As a mom with similarly situated friends and an attorney representing injured workers the topic of workers’ compensation and household employees inevitably comes up. You may be an employer wondering if you need workers’ compensation coverage for your nanny/babysitter or housecleaner. Or perhaps, you are a household employee who has suffered an injury and wants to know whether you can file a claim for workers’ compensation benefits.
Unfortunately, this isn’t a straight yes or no answer.
First, we look to the California Labor Code section 3351(d), which defines residential dwelling employees. Per the code,
“Except as provided in subdivision (h) of Section 3352, any person employed by the owner or occupant of a residential swelling whose duties are incidental to the ownership, maintenance, or use of the swelling, including the care and supervision of children, or whose duties are personal and not in the course of the trade, business, profession, or occupation of the owner or occupant.”
We can also look to the Industrial Welfare Commission (IWC) which defines Household Occupations as: “All services related to the care of persons or maintenance of a private household or its premises by an employee of a private householder”. Examples include gardeners, house cleaners, tutors and companions.
California Department of Industrial Relations, Industrial Welfare Commission, Order No. 15-2001 defines “personal attendant” to include babysitters and “any person employed by a private householder or by any third party employer recognized in the healthcare industry to work in a private household, to supervise, feed or dress a child or person who by reason of advanced age, physical disability, mental deficiency needs supervision.” This would include your babysitters, nannies, and personal care attendants for elders or the disabled.
Ok, so after reading the above, you can determine whether you or the person you hired falls into the general category of “employee”. Now we need to determine whether you or your employee is excluded as an employee from Workers’ Compensation.
California Labor Code Section 3352(h) excludes from its definition of “employee” as follows:
“Any person defined in (d) of Section 3351 was employed by the employer to be held liable for less than 52 hours during the 90 calendar days immediately preceding the date of the injury for injuries, as defined in Section 5411… or who earned less than $100 in wages from the employer during the 90 calendar days immediately preceding the date of the injury for injuries, as defined in Section 5411 . . .”
Has the person worked 52 hours or more during the 90 days immediately prior to the date of injury, or for a cumulative trauma injury, during the 90 calendar days immediately preceding the date of last employment? If no, that person is not an employee.
Has the person earned less than $100 in wages from the employer during the 90 days immediately prior to the date of injury, or in the case of a cumulative trauma injury, during the 90 dates immediately preceding the date of last employment? If no, that person is not an employee.
If you answered “yes” to the above questions and are a household worker, it’s likely you qualify to as an employee and may file a workers’ compensation claim if you have been injured through work.
If you answered “yes” to the above questions and are an employer, first contact your homeowner’s or umbrella insurance carrier to determine whether you have existing coverage for domestic employees.
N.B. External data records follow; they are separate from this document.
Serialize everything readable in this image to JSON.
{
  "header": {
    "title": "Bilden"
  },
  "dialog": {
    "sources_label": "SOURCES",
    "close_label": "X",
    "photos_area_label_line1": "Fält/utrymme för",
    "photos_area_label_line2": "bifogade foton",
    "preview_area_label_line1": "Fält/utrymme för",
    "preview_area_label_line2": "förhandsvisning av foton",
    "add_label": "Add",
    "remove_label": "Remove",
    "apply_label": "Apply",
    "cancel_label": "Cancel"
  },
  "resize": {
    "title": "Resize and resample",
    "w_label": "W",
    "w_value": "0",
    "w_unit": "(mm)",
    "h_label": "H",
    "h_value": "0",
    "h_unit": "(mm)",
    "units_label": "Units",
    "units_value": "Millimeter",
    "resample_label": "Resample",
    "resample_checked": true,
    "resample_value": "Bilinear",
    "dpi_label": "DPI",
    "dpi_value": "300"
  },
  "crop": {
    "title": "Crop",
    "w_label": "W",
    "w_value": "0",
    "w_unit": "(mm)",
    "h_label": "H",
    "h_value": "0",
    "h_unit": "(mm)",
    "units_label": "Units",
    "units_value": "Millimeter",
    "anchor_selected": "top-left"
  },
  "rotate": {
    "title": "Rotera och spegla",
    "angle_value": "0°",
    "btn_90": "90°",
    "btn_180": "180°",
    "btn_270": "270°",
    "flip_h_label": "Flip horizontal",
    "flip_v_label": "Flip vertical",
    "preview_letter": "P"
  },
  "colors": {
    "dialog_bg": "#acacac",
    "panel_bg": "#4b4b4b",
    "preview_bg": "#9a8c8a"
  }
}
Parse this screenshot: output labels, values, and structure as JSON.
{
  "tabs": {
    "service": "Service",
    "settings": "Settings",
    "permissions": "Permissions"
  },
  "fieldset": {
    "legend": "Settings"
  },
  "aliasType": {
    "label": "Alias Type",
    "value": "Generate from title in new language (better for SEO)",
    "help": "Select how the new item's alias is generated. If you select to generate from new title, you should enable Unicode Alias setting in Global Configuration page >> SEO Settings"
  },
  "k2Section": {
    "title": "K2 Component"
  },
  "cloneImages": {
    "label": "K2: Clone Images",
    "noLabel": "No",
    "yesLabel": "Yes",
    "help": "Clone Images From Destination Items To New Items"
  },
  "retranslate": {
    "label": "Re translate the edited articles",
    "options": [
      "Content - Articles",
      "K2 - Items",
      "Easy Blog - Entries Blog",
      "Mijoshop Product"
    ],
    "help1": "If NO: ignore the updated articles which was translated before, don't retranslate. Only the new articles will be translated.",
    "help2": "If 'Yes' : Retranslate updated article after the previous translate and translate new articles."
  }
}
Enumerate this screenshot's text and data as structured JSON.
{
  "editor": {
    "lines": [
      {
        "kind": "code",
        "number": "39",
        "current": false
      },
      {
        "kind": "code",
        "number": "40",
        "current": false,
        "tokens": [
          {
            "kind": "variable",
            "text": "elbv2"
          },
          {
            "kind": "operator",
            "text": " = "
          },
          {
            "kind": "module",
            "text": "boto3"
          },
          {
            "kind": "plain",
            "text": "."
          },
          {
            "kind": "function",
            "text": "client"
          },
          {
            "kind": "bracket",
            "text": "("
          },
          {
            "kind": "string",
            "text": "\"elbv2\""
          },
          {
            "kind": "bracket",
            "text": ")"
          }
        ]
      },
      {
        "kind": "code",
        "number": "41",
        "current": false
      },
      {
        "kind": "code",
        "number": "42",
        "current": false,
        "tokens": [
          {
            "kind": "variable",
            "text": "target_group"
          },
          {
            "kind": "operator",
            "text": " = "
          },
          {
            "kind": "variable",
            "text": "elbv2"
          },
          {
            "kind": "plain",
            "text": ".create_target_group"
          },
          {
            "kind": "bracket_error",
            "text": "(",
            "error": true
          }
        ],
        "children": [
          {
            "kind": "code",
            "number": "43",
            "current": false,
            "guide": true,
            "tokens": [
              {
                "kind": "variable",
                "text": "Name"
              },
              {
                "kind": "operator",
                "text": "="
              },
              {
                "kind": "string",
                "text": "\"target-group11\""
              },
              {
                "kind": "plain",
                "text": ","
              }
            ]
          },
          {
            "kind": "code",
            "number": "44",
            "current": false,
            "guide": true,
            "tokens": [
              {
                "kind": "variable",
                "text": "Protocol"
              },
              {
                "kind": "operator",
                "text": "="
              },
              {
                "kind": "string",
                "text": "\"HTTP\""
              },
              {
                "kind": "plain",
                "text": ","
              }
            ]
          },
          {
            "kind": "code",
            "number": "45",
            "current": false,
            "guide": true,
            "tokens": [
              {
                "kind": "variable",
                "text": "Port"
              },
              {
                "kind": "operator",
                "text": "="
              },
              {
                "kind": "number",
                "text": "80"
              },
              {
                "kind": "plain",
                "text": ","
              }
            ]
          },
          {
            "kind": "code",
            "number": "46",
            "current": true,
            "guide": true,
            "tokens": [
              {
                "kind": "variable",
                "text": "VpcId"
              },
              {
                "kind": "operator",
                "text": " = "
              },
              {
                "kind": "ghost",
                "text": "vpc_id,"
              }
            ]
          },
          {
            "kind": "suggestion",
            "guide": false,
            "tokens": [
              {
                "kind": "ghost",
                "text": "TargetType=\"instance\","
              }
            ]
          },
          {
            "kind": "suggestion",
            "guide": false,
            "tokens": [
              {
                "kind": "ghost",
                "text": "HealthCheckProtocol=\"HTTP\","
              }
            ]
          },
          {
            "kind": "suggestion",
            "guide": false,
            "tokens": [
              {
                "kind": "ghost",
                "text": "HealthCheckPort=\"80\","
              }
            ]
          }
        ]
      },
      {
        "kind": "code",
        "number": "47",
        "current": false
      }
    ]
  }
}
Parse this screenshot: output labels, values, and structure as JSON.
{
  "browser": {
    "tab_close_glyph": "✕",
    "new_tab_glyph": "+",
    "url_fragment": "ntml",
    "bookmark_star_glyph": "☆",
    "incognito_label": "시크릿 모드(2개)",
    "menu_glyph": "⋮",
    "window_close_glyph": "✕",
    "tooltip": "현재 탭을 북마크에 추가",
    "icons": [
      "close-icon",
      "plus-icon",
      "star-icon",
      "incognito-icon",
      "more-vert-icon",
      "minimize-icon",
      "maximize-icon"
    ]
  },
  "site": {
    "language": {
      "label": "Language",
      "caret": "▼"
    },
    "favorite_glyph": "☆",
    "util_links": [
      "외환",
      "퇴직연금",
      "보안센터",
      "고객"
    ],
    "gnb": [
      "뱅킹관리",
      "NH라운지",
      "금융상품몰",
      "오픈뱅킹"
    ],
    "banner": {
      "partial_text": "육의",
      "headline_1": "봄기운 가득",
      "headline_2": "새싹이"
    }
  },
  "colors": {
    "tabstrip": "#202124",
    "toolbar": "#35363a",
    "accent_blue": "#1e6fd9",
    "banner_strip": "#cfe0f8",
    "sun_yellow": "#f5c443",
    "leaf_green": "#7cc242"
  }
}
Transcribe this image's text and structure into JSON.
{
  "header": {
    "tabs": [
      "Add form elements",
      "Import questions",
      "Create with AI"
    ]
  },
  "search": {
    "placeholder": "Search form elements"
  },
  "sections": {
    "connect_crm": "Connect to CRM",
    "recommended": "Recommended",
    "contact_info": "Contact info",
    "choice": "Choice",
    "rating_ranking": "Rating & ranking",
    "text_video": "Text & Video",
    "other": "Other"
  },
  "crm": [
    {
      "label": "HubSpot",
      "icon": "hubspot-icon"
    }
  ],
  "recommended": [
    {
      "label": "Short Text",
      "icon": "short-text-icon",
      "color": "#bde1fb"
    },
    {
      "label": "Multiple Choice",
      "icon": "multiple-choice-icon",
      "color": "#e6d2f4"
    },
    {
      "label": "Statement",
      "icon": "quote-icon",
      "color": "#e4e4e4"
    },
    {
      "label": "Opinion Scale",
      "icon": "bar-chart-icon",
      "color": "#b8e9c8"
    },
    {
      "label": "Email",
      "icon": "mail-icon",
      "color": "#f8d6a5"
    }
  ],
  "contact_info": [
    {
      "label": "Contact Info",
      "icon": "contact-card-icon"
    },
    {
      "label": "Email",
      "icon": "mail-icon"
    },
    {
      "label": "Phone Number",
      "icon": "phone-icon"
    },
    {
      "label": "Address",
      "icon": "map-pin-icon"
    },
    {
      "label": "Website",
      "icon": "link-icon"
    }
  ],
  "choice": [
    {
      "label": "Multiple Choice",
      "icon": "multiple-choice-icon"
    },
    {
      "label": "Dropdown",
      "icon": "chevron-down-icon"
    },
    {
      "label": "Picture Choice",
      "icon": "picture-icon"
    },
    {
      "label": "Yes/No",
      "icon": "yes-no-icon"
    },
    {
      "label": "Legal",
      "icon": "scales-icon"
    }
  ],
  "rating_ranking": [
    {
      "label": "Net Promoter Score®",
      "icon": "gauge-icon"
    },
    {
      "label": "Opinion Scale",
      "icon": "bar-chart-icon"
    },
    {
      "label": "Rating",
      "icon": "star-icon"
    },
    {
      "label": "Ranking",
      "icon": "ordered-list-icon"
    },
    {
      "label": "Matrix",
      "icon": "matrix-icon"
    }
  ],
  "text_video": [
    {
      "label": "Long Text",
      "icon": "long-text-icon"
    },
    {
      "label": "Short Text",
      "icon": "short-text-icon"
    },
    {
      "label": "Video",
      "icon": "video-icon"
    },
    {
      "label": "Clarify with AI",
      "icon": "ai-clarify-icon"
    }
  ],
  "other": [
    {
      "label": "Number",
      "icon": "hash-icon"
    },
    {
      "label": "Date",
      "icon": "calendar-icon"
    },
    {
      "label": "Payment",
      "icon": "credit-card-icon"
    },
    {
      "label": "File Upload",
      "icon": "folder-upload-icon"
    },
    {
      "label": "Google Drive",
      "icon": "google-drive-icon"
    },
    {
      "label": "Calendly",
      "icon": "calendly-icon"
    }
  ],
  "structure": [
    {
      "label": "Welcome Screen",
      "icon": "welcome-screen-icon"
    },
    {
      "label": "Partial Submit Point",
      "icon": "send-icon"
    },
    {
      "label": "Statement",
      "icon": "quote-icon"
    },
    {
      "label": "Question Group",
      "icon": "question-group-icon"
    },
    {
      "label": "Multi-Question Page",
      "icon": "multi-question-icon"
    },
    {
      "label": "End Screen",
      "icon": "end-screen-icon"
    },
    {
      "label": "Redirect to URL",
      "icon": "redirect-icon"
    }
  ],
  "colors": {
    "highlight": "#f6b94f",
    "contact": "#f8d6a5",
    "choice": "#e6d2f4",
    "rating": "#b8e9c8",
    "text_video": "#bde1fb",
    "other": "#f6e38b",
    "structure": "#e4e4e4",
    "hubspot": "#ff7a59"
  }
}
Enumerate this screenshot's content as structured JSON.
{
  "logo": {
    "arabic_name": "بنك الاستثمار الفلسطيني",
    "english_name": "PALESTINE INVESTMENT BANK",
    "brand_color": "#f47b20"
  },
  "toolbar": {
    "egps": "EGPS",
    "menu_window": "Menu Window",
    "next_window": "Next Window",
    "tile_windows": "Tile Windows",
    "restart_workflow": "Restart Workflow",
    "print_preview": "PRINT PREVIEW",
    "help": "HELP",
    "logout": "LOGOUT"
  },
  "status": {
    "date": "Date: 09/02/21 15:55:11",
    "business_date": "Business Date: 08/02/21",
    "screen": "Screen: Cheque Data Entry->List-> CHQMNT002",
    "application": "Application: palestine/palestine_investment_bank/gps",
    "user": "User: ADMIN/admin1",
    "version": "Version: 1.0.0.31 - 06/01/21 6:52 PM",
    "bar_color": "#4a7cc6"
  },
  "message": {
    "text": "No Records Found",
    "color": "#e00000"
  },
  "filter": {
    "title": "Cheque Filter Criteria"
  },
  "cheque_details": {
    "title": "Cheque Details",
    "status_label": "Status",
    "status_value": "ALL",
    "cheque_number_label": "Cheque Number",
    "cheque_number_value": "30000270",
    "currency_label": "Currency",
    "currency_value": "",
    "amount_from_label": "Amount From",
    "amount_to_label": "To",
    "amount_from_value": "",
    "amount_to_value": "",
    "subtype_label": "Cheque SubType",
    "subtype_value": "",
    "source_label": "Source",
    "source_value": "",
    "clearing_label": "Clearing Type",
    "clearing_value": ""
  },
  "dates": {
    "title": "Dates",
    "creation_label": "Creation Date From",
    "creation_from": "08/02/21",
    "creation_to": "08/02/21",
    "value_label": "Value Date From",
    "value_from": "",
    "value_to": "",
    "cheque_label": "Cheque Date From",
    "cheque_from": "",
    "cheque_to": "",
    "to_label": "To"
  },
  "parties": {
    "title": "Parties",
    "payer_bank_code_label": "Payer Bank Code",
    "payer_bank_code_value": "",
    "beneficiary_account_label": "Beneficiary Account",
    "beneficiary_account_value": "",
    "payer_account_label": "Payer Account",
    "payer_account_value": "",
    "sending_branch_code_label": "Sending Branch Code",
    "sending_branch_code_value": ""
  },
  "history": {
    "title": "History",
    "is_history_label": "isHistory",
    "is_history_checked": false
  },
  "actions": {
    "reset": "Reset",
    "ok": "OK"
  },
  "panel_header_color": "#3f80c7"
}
If you do not, inquire about a “rider” policy. Or, you can purchase a freestanding policy through an insurance company or the State Compensation Insurance Fund.
DISCLAIMER: This post provides general information only and is not intended to serve as legal advice.